Pensacola Gulf Red Snapper is a very highly sought after species, both for the table fare and for the thrill of the battle. When you get hooked up with a 15 plus pound snapper you’ve got your hands full. I’m a state licensed boat, so that keeps me inside of the nine mile line. In these waters there is hardly any water more than 75 foot deep. This is where learning how to fish for and catch these fish takes a little finesse, especially on the slick calm days. If there is a wind chop on the water it makes it easier to fool the fish. You can go with the standard Carolina rig using as small of weight as needed to get the bait down at a reasonable rate. Also I’ll tackle up a little – 4 foot of 60 or 80 pound test fluorocarbon leader and a 6/0 inline Gamakatsu Circle hook, add a lively cigar minnow and hang on. Now, on the calm days this is where the finesse part is very important. Tackle down, smaller weights, smaller leader and hooks, 6 to 8 feet of 40 or 50 pound test fluorocarbon leader, 4/0 Gamakatsu inline Circle hooks, start fishing the reef at 100 feet away instead of 50. This gives you a little more room to stop the fish before she makes it back to cover. Next if you can’t get the bites go to a knocker rig – this is where using a good spinning reel and rod is a must. Add a small egg weight on the main line at the hook, pin on a lively cigar minnow and cast it up current and let the current and weight pull the bait freely down toward the reef. Don’t play around here when you get the bite. Work hard to stop the fish, otherwise she will beat you every time! Try these tips and I bet you’ll have better success this season.

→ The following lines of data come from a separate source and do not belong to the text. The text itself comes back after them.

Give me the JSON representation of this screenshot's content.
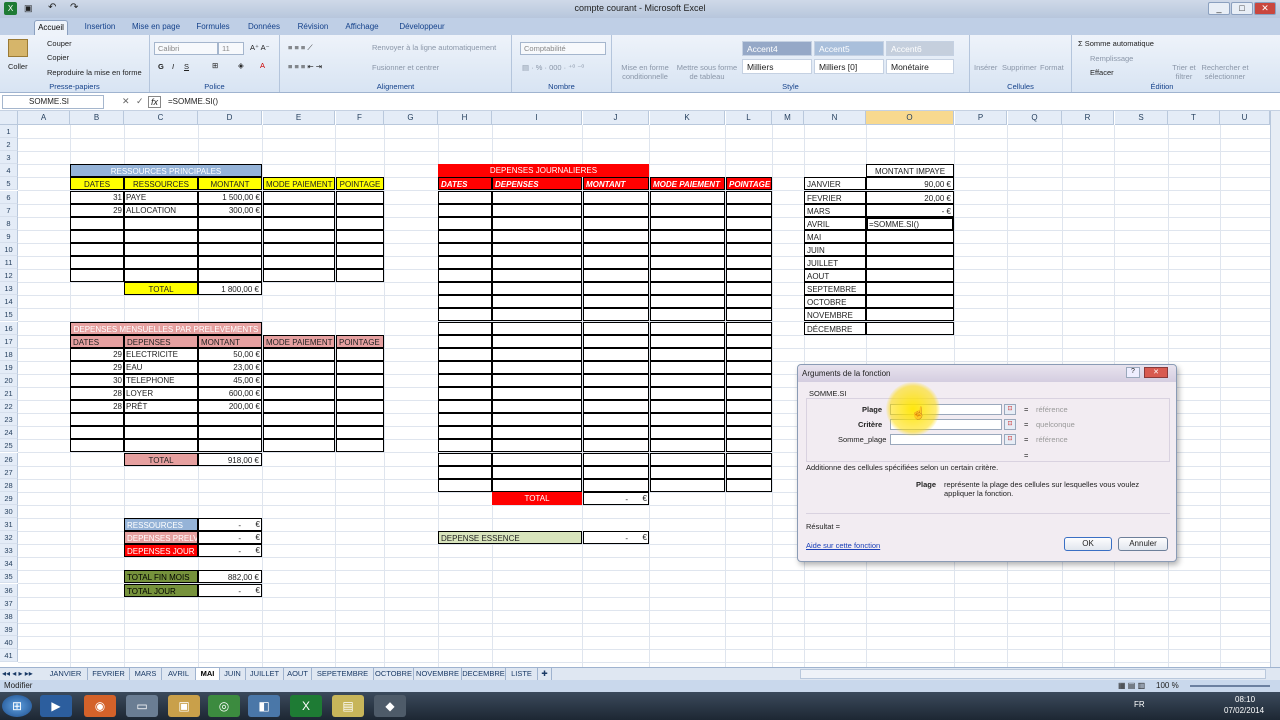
{
  "window": {
    "title": "compte courant - Microsoft Excel"
  },
  "tabs": [
    "Accueil",
    "Insertion",
    "Mise en page",
    "Formules",
    "Données",
    "Révision",
    "Affichage",
    "Développeur"
  ],
  "ribbon": {
    "clipboard": {
      "paste": "Coller",
      "cut": "Couper",
      "copy": "Copier",
      "format_painter": "Reproduire la mise en forme",
      "label": "Presse-papiers"
    },
    "font": {
      "name": "Calibri",
      "size": "11",
      "label": "Police"
    },
    "alignment": {
      "wrap": "Renvoyer à la ligne automatiquement",
      "merge": "Fusionner et centrer",
      "label": "Alignement"
    },
    "number": {
      "format": "Comptabilité",
      "label": "Nombre"
    },
    "style": {
      "conditional": "Mise en forme conditionnelle",
      "table": "Mettre sous forme de tableau",
      "accent4": "Accent4",
      "accent5": "Accent5",
      "accent6": "Accent6",
      "milliers": "Milliers",
      "milliers0": "Milliers [0]",
      "monetaire": "Monétaire",
      "label": "Style"
    },
    "cells": {
      "insert": "Insérer",
      "delete": "Supprimer",
      "format": "Format",
      "label": "Cellules"
    },
    "edit": {
      "autosum": "Σ Somme automatique",
      "fill": "Remplissage",
      "clear": "Effacer",
      "sort": "Trier et filtrer",
      "find": "Rechercher et sélectionner",
      "label": "Édition"
    }
  },
  "formula_bar": {
    "namebox": "SOMME.SI",
    "formula": "=SOMME.SI()"
  },
  "columns": [
    "A",
    "B",
    "C",
    "D",
    "E",
    "F",
    "G",
    "H",
    "I",
    "J",
    "K",
    "L",
    "M",
    "N",
    "O",
    "P",
    "Q",
    "R",
    "S",
    "T",
    "U"
  ],
  "rows": [
    "1",
    "2",
    "3",
    "4",
    "5",
    "6",
    "7",
    "8",
    "9",
    "10",
    "11",
    "12",
    "13",
    "14",
    "15",
    "16",
    "17",
    "18",
    "19",
    "20",
    "21",
    "22",
    "23",
    "24",
    "25",
    "26",
    "27",
    "28",
    "29",
    "30",
    "31",
    "32",
    "33",
    "34",
    "35",
    "36",
    "37",
    "38",
    "39",
    "40",
    "41"
  ],
  "ressources": {
    "title": "RESSOURCES PRINCIPALES",
    "headers": [
      "DATES",
      "RESSOURCES",
      "MONTANT",
      "MODE PAIEMENT",
      "POINTAGE"
    ],
    "rows": [
      [
        "31",
        "PAYE",
        "1 500,00 €"
      ],
      [
        "29",
        "ALLOCATION",
        "300,00 €"
      ]
    ],
    "total_label": "TOTAL",
    "total": "1 800,00 €"
  },
  "mensuelles": {
    "title": "DEPENSES MENSUELLES PAR PRELEVEMENTS",
    "headers": [
      "DATES",
      "DEPENSES",
      "MONTANT",
      "MODE PAIEMENT",
      "POINTAGE"
    ],
    "rows": [
      [
        "29",
        "ELECTRICITE",
        "50,00 €"
      ],
      [
        "29",
        "EAU",
        "23,00 €"
      ],
      [
        "30",
        "TELEPHONE",
        "45,00 €"
      ],
      [
        "28",
        "LOYER",
        "600,00 €"
      ],
      [
        "28",
        "PRÊT",
        "200,00 €"
      ]
    ],
    "total_label": "TOTAL",
    "total": "918,00 €"
  },
  "journalieres": {
    "title": "DEPENSES JOURNALIERES",
    "headers": [
      "DATES",
      "DEPENSES",
      "MONTANT",
      "MODE PAIEMENT",
      "POINTAGE"
    ],
    "total_label": "TOTAL",
    "total": "-",
    "euro": "€"
  },
  "essence": {
    "label": "DEPENSE ESSENCE",
    "value": "-",
    "euro": "€"
  },
  "summary": [
    [
      "RESSOURCES",
      "-",
      "€"
    ],
    [
      "DEPENSES PRELV",
      "-",
      "€"
    ],
    [
      "DEPENSES JOUR",
      "-",
      "€"
    ],
    [
      "TOTAL FIN MOIS",
      "882,00 €",
      ""
    ],
    [
      "TOTAL JOUR",
      "-",
      "€"
    ]
  ],
  "impaye": {
    "header": "MONTANT IMPAYE",
    "months": [
      "JANVIER",
      "FEVRIER",
      "MARS",
      "AVRIL",
      "MAI",
      "JUIN",
      "JUILLET",
      "AOUT",
      "SEPTEMBRE",
      "OCTOBRE",
      "NOVEMBRE",
      "DÉCEMBRE"
    ],
    "values": [
      "90,00 €",
      "20,00 €",
      "-   €",
      "=SOMME.SI()",
      "",
      "",
      "",
      "",
      "",
      "",
      "",
      ""
    ]
  },
  "dialog": {
    "title": "Arguments de la fonction",
    "func": "SOMME.SI",
    "args": [
      {
        "name": "Plage",
        "hint": "référence"
      },
      {
        "name": "Critère",
        "hint": "quelconque"
      },
      {
        "name": "Somme_plage",
        "hint": "référence"
      }
    ],
    "eq": "=",
    "dash": "=",
    "desc": "Additionne des cellules spécifiées selon un certain critère.",
    "arg_name": "Plage",
    "arg_desc": "représente la plage des cellules sur lesquelles vous voulez appliquer la fonction.",
    "result": "Résultat =",
    "help": "Aide sur cette fonction",
    "ok": "OK",
    "cancel": "Annuler"
  },
  "sheets": [
    "JANVIER",
    "FEVRIER",
    "MARS",
    "AVRIL",
    "MAI",
    "JUIN",
    "JUILLET",
    "AOUT",
    "SEPETEMBRE",
    "OCTOBRE",
    "NOVEMBRE",
    "DECEMBRE",
    "LISTE"
  ],
  "active_sheet": "MAI",
  "status": {
    "mode": "Modifier",
    "zoom": "100 %"
  },
  "taskbar": {
    "lang": "FR",
    "time": "08:10",
    "date": "07/02/2014"
  }
}
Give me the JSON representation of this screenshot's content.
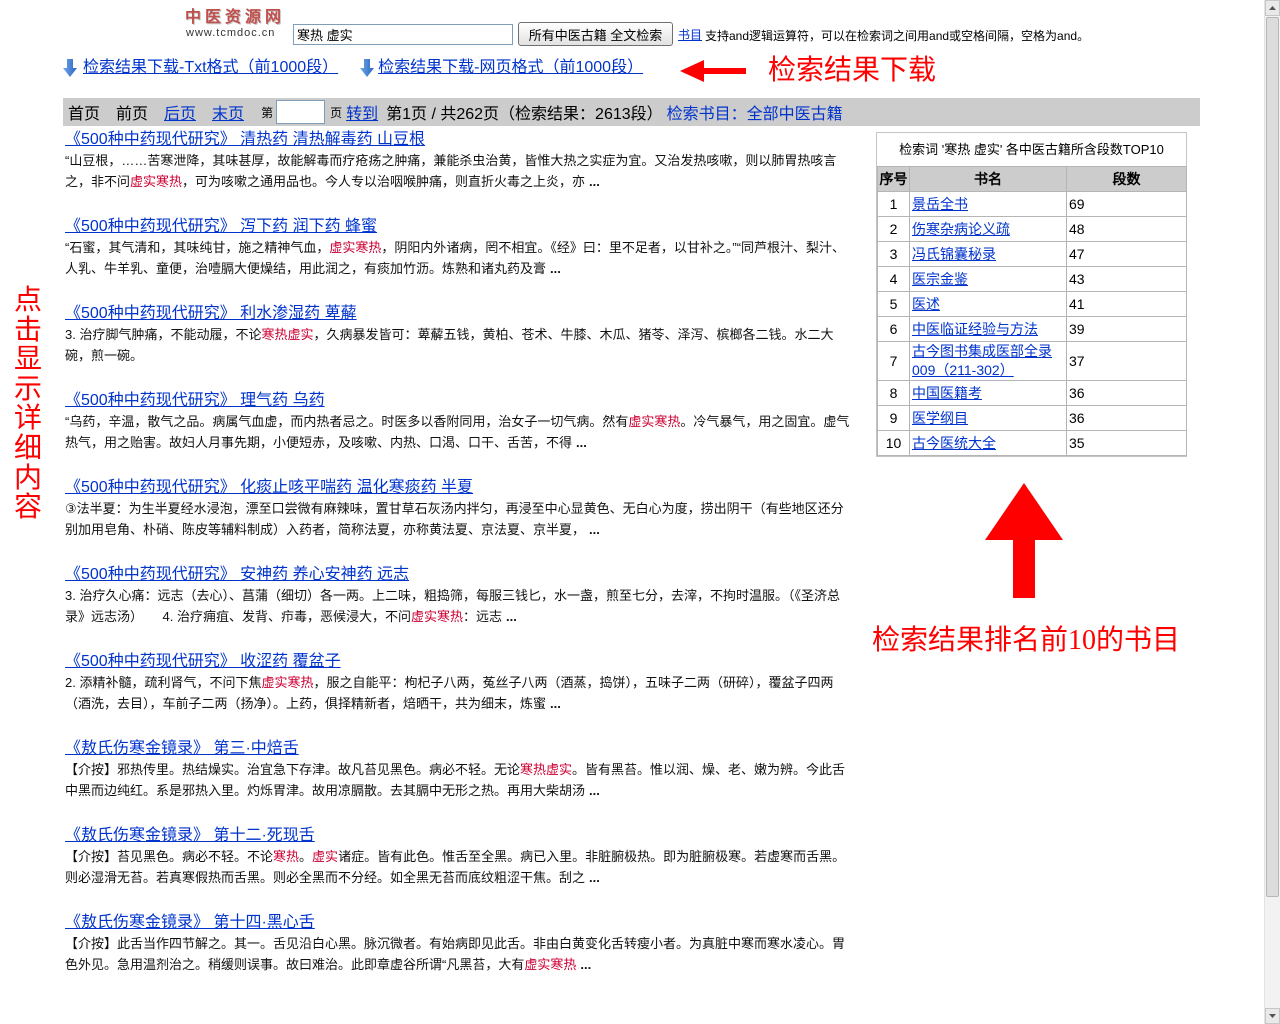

Next it’s Mackerel time. King and Spanish will be prolific – close in. Start with stocking up the live well with fresh cigar minnows, then head out to the passes and slow troll. Bump troll them around the buoys that have bait hanging around them. I use spinning gear – 4500 size reels and 20 pound test line on 7 foot medium action rods. Add 2 foot of wire leader with a stinger hook and you’ll be successful.
Pensacola Inshore – the Speckled Trout bite is going to be early in the morning. At daylight, I’ll use the dog walking plugs 99% of time. Give it an hour or so then move on to different species. Finding a school of Crevalle Jack is very probable. I’ll keep a couple of rods rigged with a big chugger at the ready. You never know when a school will swim under the boat. Slot Redfish are a staple this time of the year. Once the sun gets overhead the fish will get closer to cover which narrows down the strike zone making it easier to locate the fish. Go with live shrimp, LY’s and small pogies for live bait; plastic shrimp and gold spoons for artificial baits.
June is one of the best months of the year to go fishing. You can just about name a species relevant to our area and go catch it. So get out there and have some fun!
Thank you for reading my fishing forecast,